• _Work item_:
I would like the records restated word for word, without the pictures.

[[ Data extracts, beginning ]]

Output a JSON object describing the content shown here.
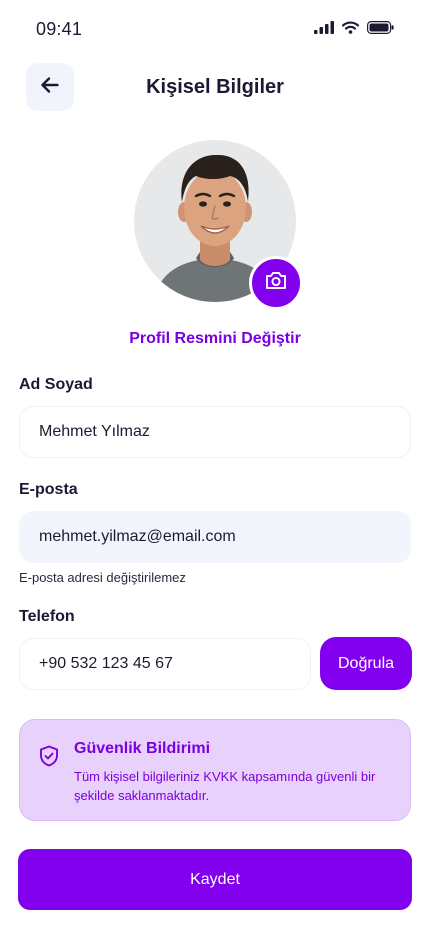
{
  "status_bar": {
    "time": "09:41",
    "icons": [
      "signal-icon",
      "wifi-icon",
      "battery-icon"
    ]
  },
  "header": {
    "title": "Kişisel Bilgiler",
    "back_icon": "arrow-left-icon"
  },
  "profile": {
    "change_photo_label": "Profil Resmini Değiştir",
    "camera_icon": "camera-icon"
  },
  "form": {
    "name": {
      "label": "Ad Soyad",
      "value": "Mehmet Yılmaz"
    },
    "email": {
      "label": "E-posta",
      "value": "mehmet.yilmaz@email.com",
      "hint": "E-posta adresi değiştirilemez"
    },
    "phone": {
      "label": "Telefon",
      "value": "+90 532 123 45 67",
      "verify_label": "Doğrula"
    }
  },
  "notice": {
    "icon": "shield-check-icon",
    "title": "Güvenlik Bildirimi",
    "text": "Tüm kişisel bilgileriniz KVKK kapsamında güvenli bir şekilde saklanmaktadır."
  },
  "actions": {
    "save_label": "Kaydet"
  },
  "colors": {
    "accent": "#8300ef",
    "accent_text": "#7a00df",
    "notice_bg": "#e8d1fb",
    "readonly_bg": "#f2f6fc"
  }
}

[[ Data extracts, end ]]

• _Task response_:
Output a JSON object describing the content shown here.
{
  "status_bar": {
    "time": "09:41",
    "icons": [
      "signal-icon",
      "wifi-icon",
      "battery-icon"
    ]
  },
  "header": {
    "title": "Kişisel Bilgiler",
    "back_icon": "arrow-left-icon"
  },
  "profile": {
    "change_photo_label": "Profil Resmini Değiştir",
    "camera_icon": "camera-icon"
  },
  "form": {
    "name": {
      "label": "Ad Soyad",
      "value": "Mehmet Yılmaz"
    },
    "email": {
      "label": "E-posta",
      "value": "mehmet.yilmaz@email.com",
      "hint": "E-posta adresi değiştirilemez"
    },
    "phone": {
      "label": "Telefon",
      "value": "+90 532 123 45 67",
      "verify_label": "Doğrula"
    }
  },
  "notice": {
    "icon": "shield-check-icon",
    "title": "Güvenlik Bildirimi",
    "text": "Tüm kişisel bilgileriniz KVKK kapsamında güvenli bir şekilde saklanmaktadır."
  },
  "actions": {
    "save_label": "Kaydet"
  },
  "colors": {
    "accent": "#8300ef",
    "accent_text": "#7a00df",
    "notice_bg": "#e8d1fb",
    "readonly_bg": "#f2f6fc"
  }
}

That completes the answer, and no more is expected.